* **Data about app and page elements**:
·····

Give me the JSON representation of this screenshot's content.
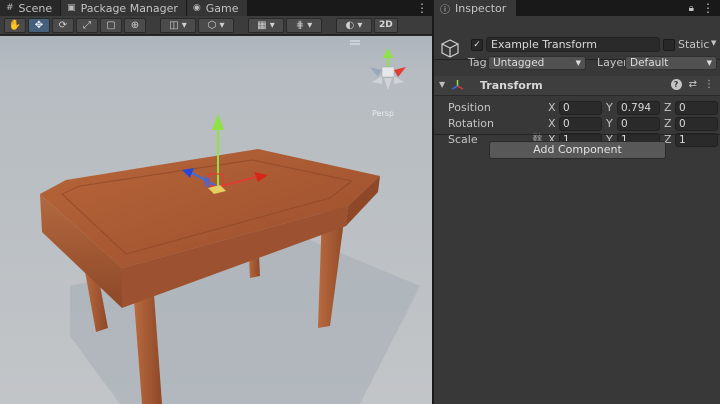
{
  "scene_window": {
    "tabs": [
      {
        "label": "Scene",
        "icon": "hash-icon"
      },
      {
        "label": "Package Manager",
        "icon": "package-icon"
      },
      {
        "label": "Game",
        "icon": "gamepad-icon"
      }
    ],
    "toolbar": {
      "mode_2d_label": "2D"
    },
    "gizmo_view_label": "Persp"
  },
  "inspector": {
    "tab_label": "Inspector",
    "object": {
      "name": "Example Transform",
      "static_label": "Static",
      "tag_label": "Tag",
      "tag_value": "Untagged",
      "layer_label": "Layer",
      "layer_value": "Default"
    },
    "transform": {
      "title": "Transform",
      "position": {
        "label": "Position",
        "x": "0",
        "y": "0.794",
        "z": "0"
      },
      "rotation": {
        "label": "Rotation",
        "x": "0",
        "y": "0",
        "z": "0"
      },
      "scale": {
        "label": "Scale",
        "x": "1",
        "y": "1",
        "z": "1"
      },
      "axis_x": "X",
      "axis_y": "Y",
      "axis_z": "Z"
    },
    "add_component_label": "Add Component"
  },
  "colors": {
    "panel_bg": "#383838",
    "scene_bg": "#282828",
    "active_tool": "#46607c",
    "axis_x": "#e03c31",
    "axis_y": "#8ee241",
    "axis_z": "#3b6ee6",
    "wood": "#a8572f"
  }
}
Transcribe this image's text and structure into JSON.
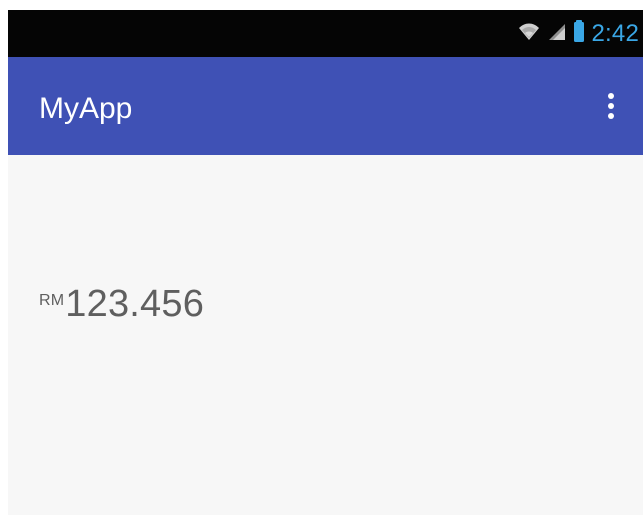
{
  "status_bar": {
    "time": "2:42",
    "icons": {
      "wifi": "wifi-icon",
      "signal": "signal-icon",
      "battery": "battery-icon"
    },
    "colors": {
      "background": "#050505",
      "accent": "#3aa7e6"
    }
  },
  "app_bar": {
    "title": "MyApp",
    "overflow_icon": "overflow-menu-icon",
    "background_color": "#3f51b5"
  },
  "content": {
    "amount": {
      "currency": "RM",
      "value": "123.456"
    },
    "background_color": "#f7f7f7"
  }
}
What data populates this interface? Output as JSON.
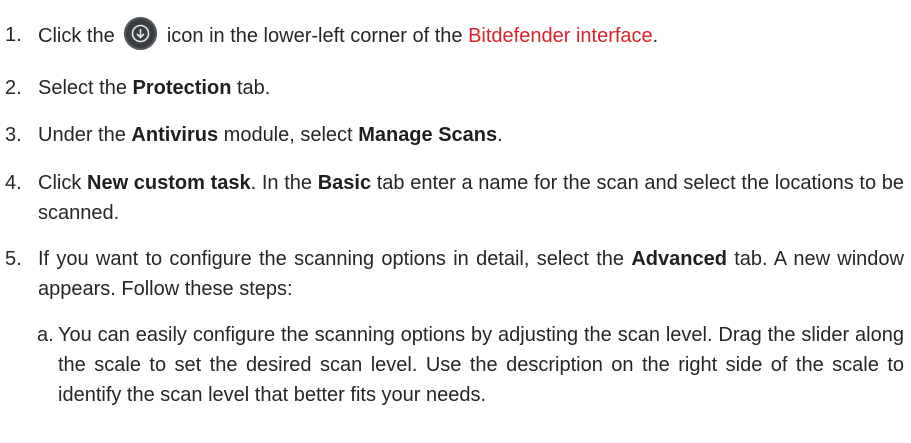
{
  "steps": [
    {
      "num": "1.",
      "pre": "Click the",
      "icon": "download-arrow-icon",
      "mid": "icon in the lower-left corner of the",
      "link": "Bitdefender interface",
      "post": "."
    },
    {
      "num": "2.",
      "pre": "Select the",
      "bold": "Protection",
      "post": "tab."
    },
    {
      "num": "3.",
      "pre": "Under the",
      "bold1": "Antivirus",
      "mid": "module, select",
      "bold2": "Manage Scans",
      "post": "."
    },
    {
      "num": "4.",
      "pre": "Click",
      "bold1": "New custom task",
      "mid": ". In the",
      "bold2": "Basic",
      "post": "tab enter a name for the scan and select the locations to be scanned."
    },
    {
      "num": "5.",
      "pre": "If you want to configure the scanning options in detail, select the",
      "bold": "Advanced",
      "post": "tab. A new window appears. Follow these steps:"
    }
  ],
  "substeps": [
    {
      "num": "a.",
      "text": "You can easily configure the scanning options by adjusting the scan level. Drag the slider along the scale to set the desired scan level. Use the description on the right side of the scale to identify the scan level that better fits your needs."
    }
  ]
}
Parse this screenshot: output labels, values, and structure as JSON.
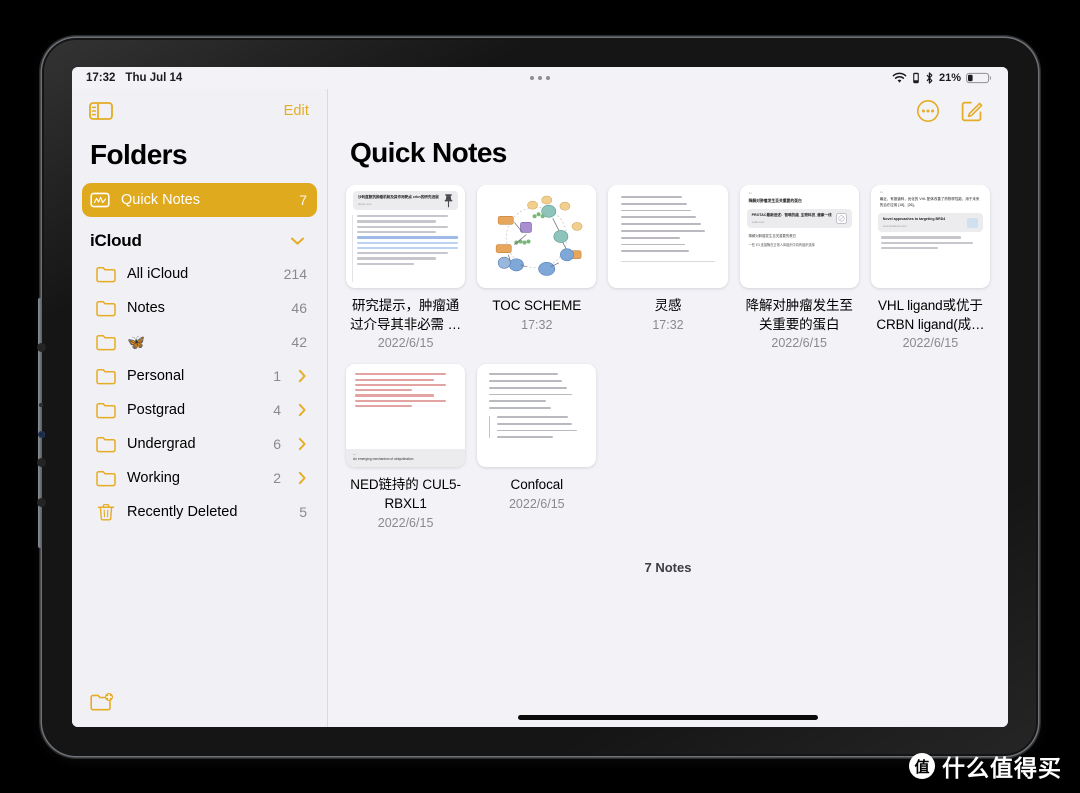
{
  "status_bar": {
    "time": "17:32",
    "date": "Thu Jul 14",
    "battery_percent": "21%",
    "icons": [
      "wifi-icon",
      "orientation-lock-icon",
      "bluetooth-icon",
      "battery-icon"
    ]
  },
  "sidebar": {
    "toggle_icon": "sidebar-toggle-icon",
    "edit_label": "Edit",
    "title": "Folders",
    "quick_notes": {
      "label": "Quick Notes",
      "count": "7",
      "icon": "quick-note-icon"
    },
    "section": {
      "label": "iCloud",
      "chevron": "chevron-down-icon"
    },
    "folders": [
      {
        "label": "All iCloud",
        "count": "214",
        "chevron": false
      },
      {
        "label": "Notes",
        "count": "46",
        "chevron": false
      },
      {
        "label": "🦋",
        "count": "42",
        "chevron": false
      },
      {
        "label": "Personal",
        "count": "1",
        "chevron": true
      },
      {
        "label": "Postgrad",
        "count": "4",
        "chevron": true
      },
      {
        "label": "Undergrad",
        "count": "6",
        "chevron": true
      },
      {
        "label": "Working",
        "count": "2",
        "chevron": true
      },
      {
        "label": "Recently Deleted",
        "count": "5",
        "chevron": false,
        "icon": "trash-icon"
      }
    ],
    "footer_icon": "new-folder-icon"
  },
  "content": {
    "title": "Quick Notes",
    "toolbar": [
      "more-options-icon",
      "compose-note-icon"
    ],
    "note_count_label": "7 Notes",
    "notes": [
      {
        "title": "研究提示，肿瘤通过介导其非必需 …",
        "date": "2022/6/15",
        "pinned": true,
        "thumb": "document"
      },
      {
        "title": "TOC SCHEME",
        "date": "17:32",
        "pinned": false,
        "thumb": "diagram"
      },
      {
        "title": "灵感",
        "date": "17:32",
        "pinned": false,
        "thumb": "handwriting"
      },
      {
        "title": "降解对肿瘤发生至关重要的蛋白",
        "date": "2022/6/15",
        "pinned": false,
        "thumb": "linkcard"
      },
      {
        "title": "VHL ligand或优于 CRBN ligand(成…",
        "date": "2022/6/15",
        "pinned": false,
        "thumb": "quote"
      },
      {
        "title": "NED链持的 CUL5-RBXL1",
        "date": "2022/6/15",
        "pinned": false,
        "thumb": "redink"
      },
      {
        "title": "Confocal",
        "date": "2022/6/15",
        "pinned": false,
        "thumb": "notes"
      }
    ]
  },
  "thumbnails": {
    "doc_link_title": "沙利度胺抗肿瘤机制及其作用靶点 crbn的研究进展",
    "doc_link_url": "docin.com",
    "linkcard_quote": "降解对肿瘤发生至关重要的蛋白",
    "linkcard_title": "PROTAC最新进述：智嘀抗癌_生物科技_健康一线",
    "linkcard_url": "xxdk.com",
    "linkcard_body1": "降解对肿瘤发生至关重要的蛋白",
    "linkcard_body2": "一些 E3 连接酶在正常人体组织中具有组织选择",
    "quote_text": "最近，有报道称，优化的 VHL 配体改善了药物样性能，用于未来的治疗应用 [18]、[26]。",
    "quote_link_title": "Novel approaches to targeting BRD4",
    "quote_link_url": "sciencedirect.com",
    "redink_link": "An emerging mechanism of ubiquitination"
  },
  "watermark": {
    "logo_char": "值",
    "text": "什么值得买"
  },
  "colors": {
    "accent": "#e0aa1e",
    "accent_light": "#e5ac24",
    "sidebar_bg": "#f0f0f5",
    "content_bg": "#f2f2f7",
    "secondary_text": "#8a8a8e"
  }
}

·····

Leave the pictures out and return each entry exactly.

Give me the JSON representation of this screenshot's content.
{
  "scene_window": {
    "tabs": [
      {
        "label": "Scene",
        "icon": "hash-icon"
      },
      {
        "label": "Package Manager",
        "icon": "package-icon"
      },
      {
        "label": "Game",
        "icon": "gamepad-icon"
      }
    ],
    "toolbar": {
      "mode_2d_label": "2D"
    },
    "gizmo_view_label": "Persp"
  },
  "inspector": {
    "tab_label": "Inspector",
    "object": {
      "name": "Example Transform",
      "static_label": "Static",
      "tag_label": "Tag",
      "tag_value": "Untagged",
      "layer_label": "Layer",
      "layer_value": "Default"
    },
    "transform": {
      "title": "Transform",
      "position": {
        "label": "Position",
        "x": "0",
        "y": "0.794",
        "z": "0"
      },
      "rotation": {
        "label": "Rotation",
        "x": "0",
        "y": "0",
        "z": "0"
      },
      "scale": {
        "label": "Scale",
        "x": "1",
        "y": "1",
        "z": "1"
      },
      "axis_x": "X",
      "axis_y": "Y",
      "axis_z": "Z"
    },
    "add_component_label": "Add Component"
  },
  "colors": {
    "panel_bg": "#383838",
    "scene_bg": "#282828",
    "active_tool": "#46607c",
    "axis_x": "#e03c31",
    "axis_y": "#8ee241",
    "axis_z": "#3b6ee6",
    "wood": "#a8572f"
  }
}
Transcribe this image's text and structure into JSON.
{
  "status_bar": {
    "time": "2:42",
    "icons": {
      "wifi": "wifi-icon",
      "signal": "signal-icon",
      "battery": "battery-icon"
    },
    "colors": {
      "background": "#050505",
      "accent": "#3aa7e6"
    }
  },
  "app_bar": {
    "title": "MyApp",
    "overflow_icon": "overflow-menu-icon",
    "background_color": "#3f51b5"
  },
  "content": {
    "amount": {
      "currency": "RM",
      "value": "123.456"
    },
    "background_color": "#f7f7f7"
  }
}
What data populates this interface? Output as JSON.
{
  "steps": [
    {
      "num": "1.",
      "pre": "Click the",
      "icon": "download-arrow-icon",
      "mid": "icon in the lower-left corner of the",
      "link": "Bitdefender interface",
      "post": "."
    },
    {
      "num": "2.",
      "pre": "Select the",
      "bold": "Protection",
      "post": "tab."
    },
    {
      "num": "3.",
      "pre": "Under the",
      "bold1": "Antivirus",
      "mid": "module, select",
      "bold2": "Manage Scans",
      "post": "."
    },
    {
      "num": "4.",
      "pre": "Click",
      "bold1": "New custom task",
      "mid": ". In the",
      "bold2": "Basic",
      "post": "tab enter a name for the scan and select the locations to be scanned."
    },
    {
      "num": "5.",
      "pre": "If you want to configure the scanning options in detail, select the",
      "bold": "Advanced",
      "post": "tab. A new window appears. Follow these steps:"
    }
  ],
  "substeps": [
    {
      "num": "a.",
      "text": "You can easily configure the scanning options by adjusting the scan level. Drag the slider along the scale to set the desired scan level. Use the description on the right side of the scale to identify the scan level that better fits your needs."
    }
  ]
}
Parse this screenshot: output labels, values, and structure as JSON.
{
  "status_bar": {
    "time": "17:32",
    "date": "Thu Jul 14",
    "battery_percent": "21%",
    "icons": [
      "wifi-icon",
      "orientation-lock-icon",
      "bluetooth-icon",
      "battery-icon"
    ]
  },
  "sidebar": {
    "toggle_icon": "sidebar-toggle-icon",
    "edit_label": "Edit",
    "title": "Folders",
    "quick_notes": {
      "label": "Quick Notes",
      "count": "7",
      "icon": "quick-note-icon"
    },
    "section": {
      "label": "iCloud",
      "chevron": "chevron-down-icon"
    },
    "folders": [
      {
        "label": "All iCloud",
        "count": "214",
        "chevron": false
      },
      {
        "label": "Notes",
        "count": "46",
        "chevron": false
      },
      {
        "label": "🦋",
        "count": "42",
        "chevron": false
      },
      {
        "label": "Personal",
        "count": "1",
        "chevron": true
      },
      {
        "label": "Postgrad",
        "count": "4",
        "chevron": true
      },
      {
        "label": "Undergrad",
        "count": "6",
        "chevron": true
      },
      {
        "label": "Working",
        "count": "2",
        "chevron": true
      },
      {
        "label": "Recently Deleted",
        "count": "5",
        "chevron": false,
        "icon": "trash-icon"
      }
    ],
    "footer_icon": "new-folder-icon"
  },
  "content": {
    "title": "Quick Notes",
    "toolbar": [
      "more-options-icon",
      "compose-note-icon"
    ],
    "note_count_label": "7 Notes",
    "notes": [
      {
        "title": "研究提示，肿瘤通过介导其非必需 …",
        "date": "2022/6/15",
        "pinned": true,
        "thumb": "document"
      },
      {
        "title": "TOC SCHEME",
        "date": "17:32",
        "pinned": false,
        "thumb": "diagram"
      },
      {
        "title": "灵感",
        "date": "17:32",
        "pinned": false,
        "thumb": "handwriting"
      },
      {
        "title": "降解对肿瘤发生至关重要的蛋白",
        "date": "2022/6/15",
        "pinned": false,
        "thumb": "linkcard"
      },
      {
        "title": "VHL ligand或优于 CRBN ligand(成…",
        "date": "2022/6/15",
        "pinned": false,
        "thumb": "quote"
      },
      {
        "title": "NED链持的 CUL5-RBXL1",
        "date": "2022/6/15",
        "pinned": false,
        "thumb": "redink"
      },
      {
        "title": "Confocal",
        "date": "2022/6/15",
        "pinned": false,
        "thumb": "notes"
      }
    ]
  },
  "thumbnails": {
    "doc_link_title": "沙利度胺抗肿瘤机制及其作用靶点 crbn的研究进展",
    "doc_link_url": "docin.com",
    "linkcard_quote": "降解对肿瘤发生至关重要的蛋白",
    "linkcard_title": "PROTAC最新进述：智嘀抗癌_生物科技_健康一线",
    "linkcard_url": "xxdk.com",
    "linkcard_body1": "降解对肿瘤发生至关重要的蛋白",
    "linkcard_body2": "一些 E3 连接酶在正常人体组织中具有组织选择",
    "quote_text": "最近，有报道称，优化的 VHL 配体改善了药物样性能，用于未来的治疗应用 [18]、[26]。",
    "quote_link_title": "Novel approaches to targeting BRD4",
    "quote_link_url": "sciencedirect.com",
    "redink_link": "An emerging mechanism of ubiquitination"
  },
  "watermark": {
    "logo_char": "值",
    "text": "什么值得买"
  },
  "colors": {
    "accent": "#e0aa1e",
    "accent_light": "#e5ac24",
    "sidebar_bg": "#f0f0f5",
    "content_bg": "#f2f2f7",
    "secondary_text": "#8a8a8e"
  }
}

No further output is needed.